St Jude's Infirmary - Cabaret Voltaire, Edinburgh May 20

American gothic via Fife

Article by Iain Radcliffe | 15 Jun 2006
My Tiny Robots' staccato brand of indie displays a far more inventive reworking of 70s influences than a great many contemporary bands, with Bryan Ferry-esque crooning alternating with a scuzzy Mod jangle on The Haircut Song. They close in menacing style with Dylan's moody baritone relieved by outbursts of instrumental noise.

I make the schoolboy error of taking Gummi Bako seriously during their opening song - a dark Johnny Cash ballad - until Alan Stewart's voice jumps an octave and sounds like he's been guzzling helium. From then on, it's a hoe-down rockabilly riot of cartoon voices, squeals and growls, Chet Atkins guitar licks and propulsive, skiffle drums from the sweat-drenched sticksman who is 1950s Americana incarnate – brown bowling shirt, greased hair and black rimmed specs.

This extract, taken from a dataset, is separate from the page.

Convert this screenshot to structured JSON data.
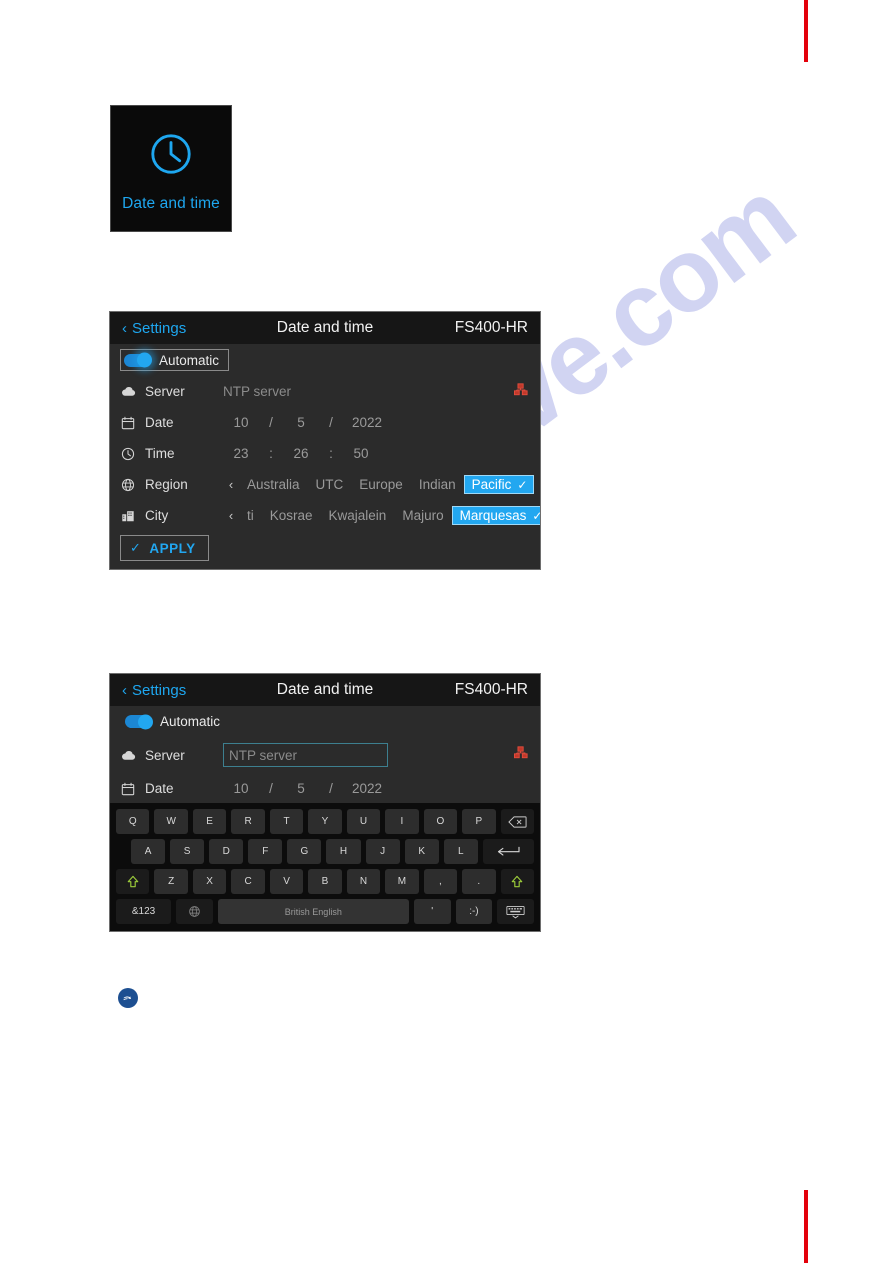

From the yang of exuberant, gleefully insane alt-country, the yin comes with St Jude's Infirmary's melancholic reworking of Stateside musical forms into something that, despite Velvet Underground and Mazzy Star comparisons, is their very own. American gothic via Fife, if you like. Goodbye Jack Vettriano is a case in point - Mark Francis' low, rumbling vocals conjure a deep well of heartache while the emotional intensity gradually rises with the music, from simple guitar arpeggio to anguished, restrained gospel. Similarly, The Church of John Coltrane's acappella break prompts hushed reverence from those assembled. Throughout, Emma-Jane's gorgeous voice soothes and pleads, harmonising irresistibly with Ashley's, as on the upbeat Montreal. Elsewhere, cello, percussion and melodica are tastefully deployed, before Grant's flailing, possessed vocal ranting brings the set to a raucous end, as feedback is cranked up around him. [Iain Radcliffe]
Played as part of Tigerfest 2006.